Picture this. An angelic almost-three-year-old, playing with his duplo fire engine in the garden on a sunny autumn morning.
He’s muttering something like “better put out the fire!”, something else about a hose and Fireman Sam. And then louder than anything else… “I’m not fucking around!”
My husband and I stop what we’re doing. Quickly check no one is shooting us a horrified glare over the top of the wall that separates our garden from the public walkway that runs alongside our house. Pardon?
He smiles angelically. “Put out the fire, Mum.”
Even before he turned three, there were at least four or five times I had to accept the fact my son had unavoidably dropped an f- or s-bomb.
A dozen or so others, I’d been able to tell myself that he said “ship!” or “far!” But there are limits even to deliberate ignorance.
I started to curse myself for having revelled in compliments about his advanced speech. How could I explain to him that I wanted him to talk a lot, but not like… that?
There seemed to be a few ways to deal with it. I tried them all, with mixed success.
In the bad habit of many mothers, I first assumed it was my fault. Had my own cursing armed him with this salty vocabulary?
I ran a quick stocktake. I didn’t swear a lot… except when I was stressed (which was quite a lot of the time when I was pregnant and dealing with an existing small person) or tired (see above).
But I never swore at him, it was usually under my breath, and I never really thought he was paying that much attention, anyway.
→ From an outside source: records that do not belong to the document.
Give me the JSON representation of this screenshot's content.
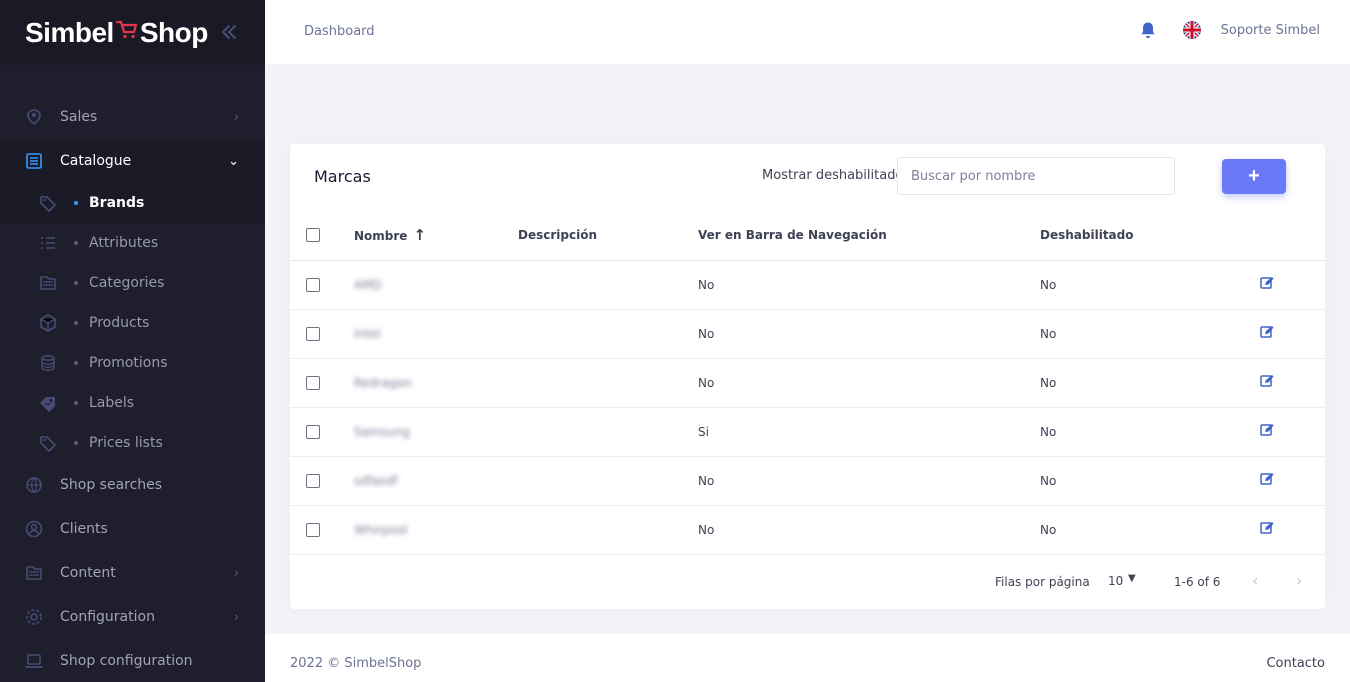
{
  "brand": {
    "name_left": "Simbel",
    "name_right": "Shop"
  },
  "sidebar": {
    "items": [
      {
        "label": "Sales",
        "icon": "sales-icon",
        "has_arrow": true
      },
      {
        "label": "Catalogue",
        "icon": "catalogue-icon",
        "expanded": true
      }
    ],
    "catalogue_sub": [
      {
        "label": "Brands",
        "icon": "tag-icon",
        "active": true
      },
      {
        "label": "Attributes",
        "icon": "list-icon"
      },
      {
        "label": "Categories",
        "icon": "folder-icon"
      },
      {
        "label": "Products",
        "icon": "box-icon"
      },
      {
        "label": "Promotions",
        "icon": "coins-icon"
      },
      {
        "label": "Labels",
        "icon": "label-icon"
      },
      {
        "label": "Prices lists",
        "icon": "price-tag-icon"
      }
    ],
    "bottom_items": [
      {
        "label": "Shop searches",
        "icon": "search-globe-icon"
      },
      {
        "label": "Clients",
        "icon": "clients-icon"
      },
      {
        "label": "Content",
        "icon": "content-icon",
        "has_arrow": true
      },
      {
        "label": "Configuration",
        "icon": "gear-icon",
        "has_arrow": true
      },
      {
        "label": "Shop configuration",
        "icon": "laptop-icon"
      }
    ]
  },
  "header": {
    "breadcrumb": "Dashboard",
    "user": "Soporte Simbel"
  },
  "card": {
    "title": "Marcas",
    "show_disabled_label": "Mostrar deshabilitados",
    "search_placeholder": "Buscar por nombre",
    "add_label": "+",
    "columns": {
      "name": "Nombre",
      "description": "Descripción",
      "nav": "Ver en Barra de Navegación",
      "disabled": "Deshabilitado"
    },
    "rows": [
      {
        "name": "AMD",
        "description": "",
        "nav": "No",
        "disabled": "No"
      },
      {
        "name": "Intel",
        "description": "",
        "nav": "No",
        "disabled": "No"
      },
      {
        "name": "Redragon",
        "description": "",
        "nav": "No",
        "disabled": "No"
      },
      {
        "name": "Samsung",
        "description": "",
        "nav": "Si",
        "disabled": "No"
      },
      {
        "name": "sdfasdf",
        "description": "",
        "nav": "No",
        "disabled": "No"
      },
      {
        "name": "Whirpool",
        "description": "",
        "nav": "No",
        "disabled": "No"
      }
    ],
    "pagination": {
      "rows_per_page_label": "Filas por página",
      "rows_per_page": "10",
      "range": "1-6 of 6"
    }
  },
  "footer": {
    "copyright": "2022 © SimbelShop",
    "contact": "Contacto"
  },
  "colors": {
    "sidebar_bg": "#1e1e2d",
    "accent": "#6979f8",
    "active_dot": "#3699ff",
    "logo_cart": "#e8344e",
    "bell": "#3f64c9"
  }
}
He didn’t listen to anything else I said, why would he soak up the obscenities?
Still, I made an effort to “gosh” and “my goodness” my way through life a little more. It didn’t make a difference.
I turned to a couple of friends for advice. One asked why I was even worrying about it. “They’re just words. What’s the worst that can happen?”
(Although it should be noted that she encouraged her kids, aged three and four to paint their own bedroom walls as self-expression.)
I could see where she was coming from. He was still at the stage where there was no real intent behind the words. He didn’t know why shouting “shit” would be any different to shouting “jelly” – or that people might be offended. Or even probably what being offended was.
Of all the weird social concepts I’ve struggled to explain to kids, the idea that some words are “bad” is one of the more difficult ones for me. How do you explain that when you put those letters in that order, someone might take offence – but say them backwards, for example, and it’s fine?
Surely it was the intent of the word that mattered. Swearing happily had to be better than whinging in the politest terms.
But then again, I didn’t want to set him up for trouble. “My mum doesn’t mind” was not going to fly at school.
Don’t do this.
The first time he dropped something and said “shit!”, I laughed. A lot. It was a very bad idea.
I quickly realised my mistake and tried to hide it but he noticed and did it again. And again.
Then, a few months later, he walked into the kitchen and said: “This is a fucking mess”.
I dropped what I was doing, shrieked with laughter, and demanded: “What?”
It was obviously the reaction he was after because he did the same thing about an hour later.
This set me back a good six months in my anti-swearing quest.
Lots of parenting books will tell you this is the best tactic. Ignore the behaviour you don’t want, praise what you do.
I can understand the theory but my kids just tend to get louder when they feel they’re being ignored. Once my son knew that these words could get a response, any time it failed, he’d just try again. And again.
I studiously ignored a happy “shit, shit, shit, shit” sung to the tune of Twinkle Twinkle Little Star in the supermarket. But soon it was replaced by: “Mum. Mum! Muummm…”
People around me were starting to give me the look. I gave him my undivided attention. “Yes, darling?”
“I said SHIT!”
I liked the idea of arguing that there are so many great words in our language, there had to be a better one than a swear word.
But as time went on, he just picked up a broader range of words that his sixth sense told him would get a reaction.
I gave up when, suggesting he might try something else, he replied: “What, like willy? Where’s your willy, Mum?”
It turned out the best way to deal with the swearing was just to wait it out. As he’s grown up, he’s developed new and increasingly innovative ways to get a rise out of me, no swearing (or, often even speaking) required.
Now I’ve seen research showing people who swear a lot are more intelligent and I wonder if I should have actively encouraged it from the start. Sometimes his dad and I would have felt a lot better if we’d just joined in.
Susan’s novel, Mummy Needs A Break is out now in EBook.